Why I Do Web Design

Often I’ve been asked, in the fifth hour of a project to improve some small thing on my GLOT, why I bother. Why not bother to actually update it, rather than improve something no one will notice anyways? Well, dammit, I notice. I notice that the Rubix cube doesn’t display correctly in Internet Explorer 6. I notice things that don’t match well, like the alignment of the contact form and me-photos. I know that the search was placed incorrectly and used borrowed CSS since I put the damn thing in. And so today, I fixed it. I fixed all of those things. Yet do I find satisfaction?

No. And here’s why: the web isn’t real. It’s not a tangible experience. Up until the moment someone pointed their browser at this particular website and saw this particular thing, it was just an idea. It was information, data stored in a machine of irrelevant location, and will go back to being there once that someone leaves. The data might be slightly different. It might be very different. But it’s still just data, and it doesn’t have a life of it’s own, it doesn’t DO anything that isn’t in its basic nature. It’s not even a thing, it’s an it.

Existential pontificating of digital existence complete. Back to the original question: why do it? Because it’s a challenge. Because it’s one I can usually accomplish, given enough time and tenacity. Because it fits my habits, sitting in front of a computer. Because it’s something I’m good at. Because it makes me feel like I did something. Because I can. And so there you have it: I do it because I can.
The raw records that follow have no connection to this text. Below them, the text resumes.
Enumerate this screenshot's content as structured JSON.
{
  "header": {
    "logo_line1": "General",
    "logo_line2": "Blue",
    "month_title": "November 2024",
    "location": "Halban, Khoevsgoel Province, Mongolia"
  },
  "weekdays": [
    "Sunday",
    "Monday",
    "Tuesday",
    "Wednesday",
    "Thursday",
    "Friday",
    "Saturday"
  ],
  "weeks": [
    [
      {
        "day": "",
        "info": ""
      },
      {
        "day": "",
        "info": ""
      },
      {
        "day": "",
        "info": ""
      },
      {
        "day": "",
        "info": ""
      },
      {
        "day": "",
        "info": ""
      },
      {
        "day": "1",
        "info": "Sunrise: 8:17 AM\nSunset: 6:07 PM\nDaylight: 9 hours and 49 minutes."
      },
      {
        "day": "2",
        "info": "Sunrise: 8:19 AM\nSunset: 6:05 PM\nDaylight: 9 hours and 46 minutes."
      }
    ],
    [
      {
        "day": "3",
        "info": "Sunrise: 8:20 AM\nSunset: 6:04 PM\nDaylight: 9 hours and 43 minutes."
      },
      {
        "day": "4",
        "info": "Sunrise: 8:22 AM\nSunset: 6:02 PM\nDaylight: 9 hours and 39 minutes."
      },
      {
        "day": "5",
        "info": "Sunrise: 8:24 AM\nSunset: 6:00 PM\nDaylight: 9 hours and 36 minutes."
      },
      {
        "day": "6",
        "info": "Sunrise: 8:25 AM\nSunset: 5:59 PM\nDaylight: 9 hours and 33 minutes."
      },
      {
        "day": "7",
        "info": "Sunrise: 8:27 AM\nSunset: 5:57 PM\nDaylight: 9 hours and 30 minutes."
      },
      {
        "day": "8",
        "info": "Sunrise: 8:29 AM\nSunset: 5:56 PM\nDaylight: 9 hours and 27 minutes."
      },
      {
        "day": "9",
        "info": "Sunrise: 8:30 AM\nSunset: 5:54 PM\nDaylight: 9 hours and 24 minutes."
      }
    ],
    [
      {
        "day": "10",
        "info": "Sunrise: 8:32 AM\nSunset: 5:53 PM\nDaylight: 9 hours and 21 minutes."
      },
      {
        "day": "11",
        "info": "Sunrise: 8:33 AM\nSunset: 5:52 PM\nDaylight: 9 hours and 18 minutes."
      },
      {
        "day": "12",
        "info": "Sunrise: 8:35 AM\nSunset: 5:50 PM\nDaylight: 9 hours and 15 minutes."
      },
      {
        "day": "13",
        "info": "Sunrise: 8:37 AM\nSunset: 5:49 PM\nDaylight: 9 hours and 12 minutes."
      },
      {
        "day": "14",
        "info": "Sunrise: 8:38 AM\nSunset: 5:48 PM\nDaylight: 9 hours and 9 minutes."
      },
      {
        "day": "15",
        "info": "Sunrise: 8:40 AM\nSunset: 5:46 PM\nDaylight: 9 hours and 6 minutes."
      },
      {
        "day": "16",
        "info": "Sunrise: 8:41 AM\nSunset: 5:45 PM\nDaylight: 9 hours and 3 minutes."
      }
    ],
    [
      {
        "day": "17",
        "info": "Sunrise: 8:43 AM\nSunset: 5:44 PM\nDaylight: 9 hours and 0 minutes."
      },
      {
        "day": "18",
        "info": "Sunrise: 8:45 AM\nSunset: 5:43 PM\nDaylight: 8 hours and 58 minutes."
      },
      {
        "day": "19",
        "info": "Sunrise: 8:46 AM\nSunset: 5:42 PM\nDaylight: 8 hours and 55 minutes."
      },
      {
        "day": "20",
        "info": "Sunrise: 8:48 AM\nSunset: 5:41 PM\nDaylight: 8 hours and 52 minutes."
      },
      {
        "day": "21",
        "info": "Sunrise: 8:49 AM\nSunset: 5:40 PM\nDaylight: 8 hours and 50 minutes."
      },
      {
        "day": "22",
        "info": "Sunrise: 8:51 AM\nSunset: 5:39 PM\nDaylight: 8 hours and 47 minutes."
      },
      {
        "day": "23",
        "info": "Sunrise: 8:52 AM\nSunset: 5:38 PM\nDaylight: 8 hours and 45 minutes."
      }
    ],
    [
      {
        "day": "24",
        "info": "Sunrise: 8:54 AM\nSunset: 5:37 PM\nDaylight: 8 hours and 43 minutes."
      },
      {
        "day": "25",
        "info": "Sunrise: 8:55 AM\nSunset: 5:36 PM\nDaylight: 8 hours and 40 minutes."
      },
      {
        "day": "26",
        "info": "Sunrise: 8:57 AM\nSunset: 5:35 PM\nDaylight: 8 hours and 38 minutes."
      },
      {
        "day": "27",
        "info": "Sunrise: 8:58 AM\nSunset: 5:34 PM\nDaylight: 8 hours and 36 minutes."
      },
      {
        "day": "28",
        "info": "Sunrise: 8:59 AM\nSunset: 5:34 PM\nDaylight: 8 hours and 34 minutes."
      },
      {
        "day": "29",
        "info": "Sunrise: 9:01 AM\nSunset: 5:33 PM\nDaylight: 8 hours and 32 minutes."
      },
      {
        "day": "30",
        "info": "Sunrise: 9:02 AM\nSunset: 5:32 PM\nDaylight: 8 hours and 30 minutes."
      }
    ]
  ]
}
Sometimes it seems like a pointless exercise. Often it is. But here you are, and for the moment, it’s real. Hm.